While the bank closure statistics are striking, it is worth noting that the lawsuits described above, as well as much of the banking-related securities litigation, involves banks that remain in operation. In other words, the current level of banking-related securities litigation represents more than just the direct fallout from the high level of bank failures. Rather the litigation reflects the pressures and stresses more widely distributed throughout the entire U.S. banking industry in the wake of the credit crisis.


Even though we are well past the depths of the financial crisis (at least temporally), many banks remain under pressure, as reflected in the FDIC’s most recent quarterly banking profile (about which refer here). In many instances, this pressure has, among other things, led to litigation.


So while we continue to wait and see the extent to which the FDIC will, as a result of the current round of bank failures, become an active claimant against former directors and officers of failed bank, investors have pressed ahead with their own claims. Many of these investor claims have come in the form of securities class action lawsuits, the targets of which include a range of banking-related defendants, beyond just the failed institutions. The most recent filings suggest that we may continue to see more commercial banking-related securities litigation in the months ahead.

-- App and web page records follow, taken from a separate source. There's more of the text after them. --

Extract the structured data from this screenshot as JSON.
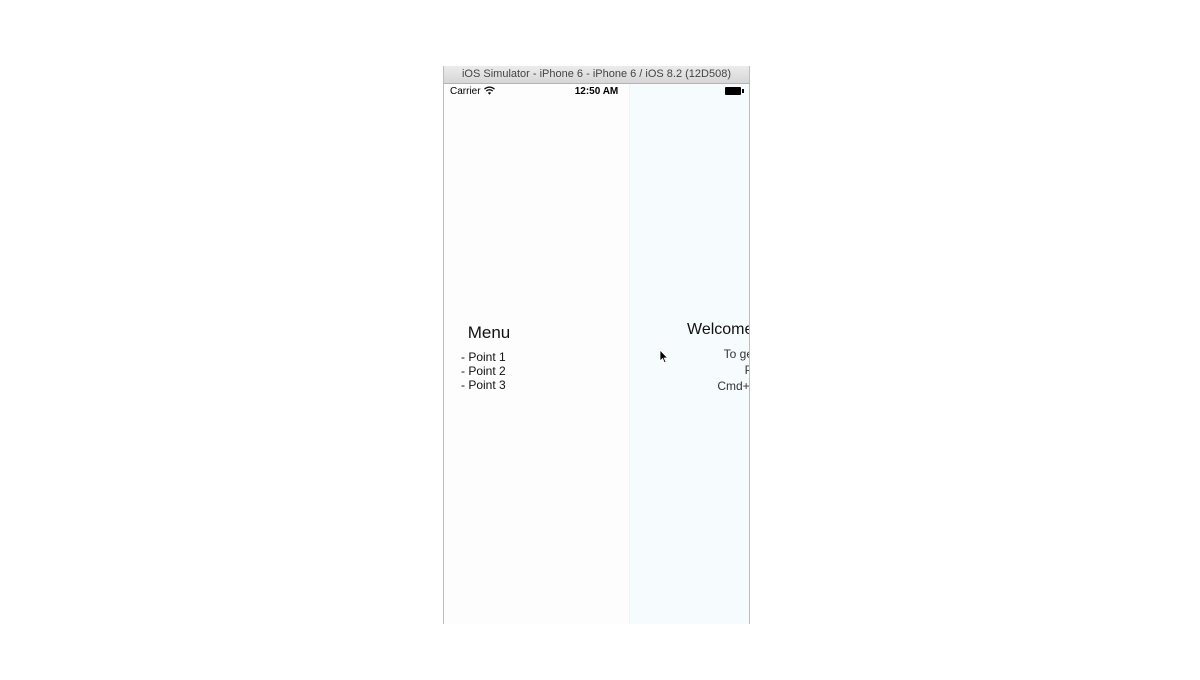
{
  "window": {
    "title": "iOS Simulator - iPhone 6 - iPhone 6 / iOS 8.2 (12D508)"
  },
  "statusbar": {
    "carrier": "Carrier",
    "time": "12:50 AM",
    "icons": [
      "wifi-icon",
      "battery-icon"
    ]
  },
  "menu": {
    "title": "Menu",
    "items": [
      "- Point 1",
      "- Point 2",
      "- Point 3"
    ]
  },
  "main": {
    "title": "Welcome",
    "lines": [
      "To get started",
      "Press",
      "Cmd+Control+Z"
    ]
  },
  "colors": {
    "menu_background": "#fdfdfd",
    "main_background": "#f6fbfd",
    "titlebar": "#dedede"
  }
}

Meanwhile, BankAtlantic Securities Trial Continues: Among the banking-related securities cases filed in recent years is the securities class action lawsuit filed against BankAtlantic Bancorp and certain of its directors and officers, which recently became one of the very rare securities class action lawsuits to actually go to trial (about which refer here). The jury trial in the case is going forward in federal court in Miami, and as reflected in the October 22, 2010 post in the Southern Florida Business Journal Blog (here), the trial has among other things involved the plaintiffs’ introduction of inflammatory internal emails highly critical of the bank’s lending practices and processes.

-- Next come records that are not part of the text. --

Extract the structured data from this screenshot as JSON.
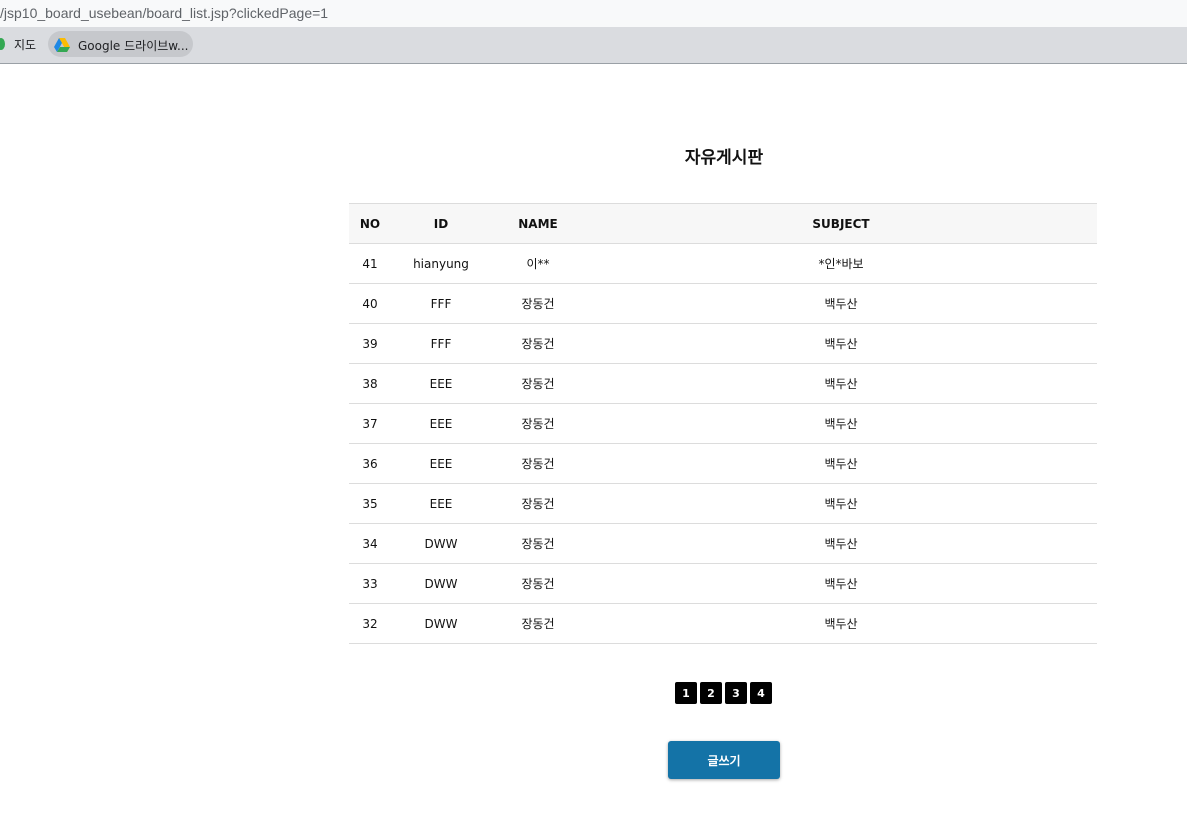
{
  "browser": {
    "url": "/jsp10_board_usebean/board_list.jsp?clickedPage=1",
    "bookmarks": [
      {
        "label": "지도"
      },
      {
        "label": "Google 드라이브w..."
      }
    ]
  },
  "board": {
    "title": "자유게시판",
    "columns": [
      "NO",
      "ID",
      "NAME",
      "SUBJECT"
    ],
    "rows": [
      {
        "no": "41",
        "id": "hianyung",
        "name": "이**",
        "subject": "*인*바보"
      },
      {
        "no": "40",
        "id": "FFF",
        "name": "장동건",
        "subject": "백두산"
      },
      {
        "no": "39",
        "id": "FFF",
        "name": "장동건",
        "subject": "백두산"
      },
      {
        "no": "38",
        "id": "EEE",
        "name": "장동건",
        "subject": "백두산"
      },
      {
        "no": "37",
        "id": "EEE",
        "name": "장동건",
        "subject": "백두산"
      },
      {
        "no": "36",
        "id": "EEE",
        "name": "장동건",
        "subject": "백두산"
      },
      {
        "no": "35",
        "id": "EEE",
        "name": "장동건",
        "subject": "백두산"
      },
      {
        "no": "34",
        "id": "DWW",
        "name": "장동건",
        "subject": "백두산"
      },
      {
        "no": "33",
        "id": "DWW",
        "name": "장동건",
        "subject": "백두산"
      },
      {
        "no": "32",
        "id": "DWW",
        "name": "장동건",
        "subject": "백두산"
      }
    ],
    "pages": [
      "1",
      "2",
      "3",
      "4"
    ],
    "write_label": "글쓰기"
  },
  "colors": {
    "button": "#1473a7",
    "pager": "#000000",
    "header_bg": "#f7f7f7"
  }
}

According to informed sources, the plaintiffs are likely to conclude the presentation of their case some time during the upcoming week, and it will then be the defendants’ turn to present evidence and to introduce testimony.


Plaintiffs in the case are represented by Matthew Mustokoff and Andrew Zivitz of the Barroway Topaz firm and Mark Arisohn of Labaton Sucharow. The defendants are represented by Eugene Stearns of the Stearns Weaver Miller law firm.

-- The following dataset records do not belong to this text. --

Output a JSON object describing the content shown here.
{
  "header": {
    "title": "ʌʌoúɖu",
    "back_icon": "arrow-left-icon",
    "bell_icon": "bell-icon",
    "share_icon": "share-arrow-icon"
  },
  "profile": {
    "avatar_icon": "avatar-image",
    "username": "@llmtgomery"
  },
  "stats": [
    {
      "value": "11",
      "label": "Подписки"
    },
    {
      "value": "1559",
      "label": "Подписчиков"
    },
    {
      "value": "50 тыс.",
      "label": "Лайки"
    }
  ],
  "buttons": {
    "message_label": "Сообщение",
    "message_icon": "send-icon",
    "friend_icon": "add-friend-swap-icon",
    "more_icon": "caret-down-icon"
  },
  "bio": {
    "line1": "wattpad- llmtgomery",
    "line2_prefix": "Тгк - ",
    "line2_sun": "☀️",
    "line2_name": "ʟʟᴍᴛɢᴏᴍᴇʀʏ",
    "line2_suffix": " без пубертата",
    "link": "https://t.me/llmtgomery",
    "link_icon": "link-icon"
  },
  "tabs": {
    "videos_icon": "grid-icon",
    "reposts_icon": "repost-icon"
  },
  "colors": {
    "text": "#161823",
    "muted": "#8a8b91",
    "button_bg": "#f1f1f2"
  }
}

Anatomy of a Failure: Those readers wondering how in the world we got into this current banking mess may want to take a look at the article entitled "Death of a Small Town Bank" in November 1, 2010 issue of Time Magazine (link currently unavailable) The article tells the story of Community Bank & Trust (CBT) of Cornelia, Georgia, which the FDIC closed on January 29, 2010.


Though CBT is just one of the 139 banks that have failed this year, its tale encompasses so many of the problems underlying the current crisis. All of the usual details are present, as a small town institution got caught up in the speculative fever caused by rapidly escalating real estate prices, compounded by administrative and procedural shortcomings (and possibly worse) that led to faulty and some improper loans. The sudden collapse of prices that accompanied the financial crisis left lenders unable to repay and the bank saddled with a portfolio of bad loans that ultimately caused the bank’s failure and left the town with a challenging future. The article makes for interesting, if sobering, reading.


For Those Looking for Something to Feel Good About: Those readers who have had just about enough of depressing stories about failed banks may want to take a look at the cover article from the October 24, 2010 issue of The New York Times Magazine entitled "The D.I.Y. Foreign-Aid Revolution." The article reports the stories of several individuals who have made it their personal responsibility to try to make the world a better place, and who actually have each found a way to actually do things that can make a difference. A really inspirational article about some really interesting and impressive people.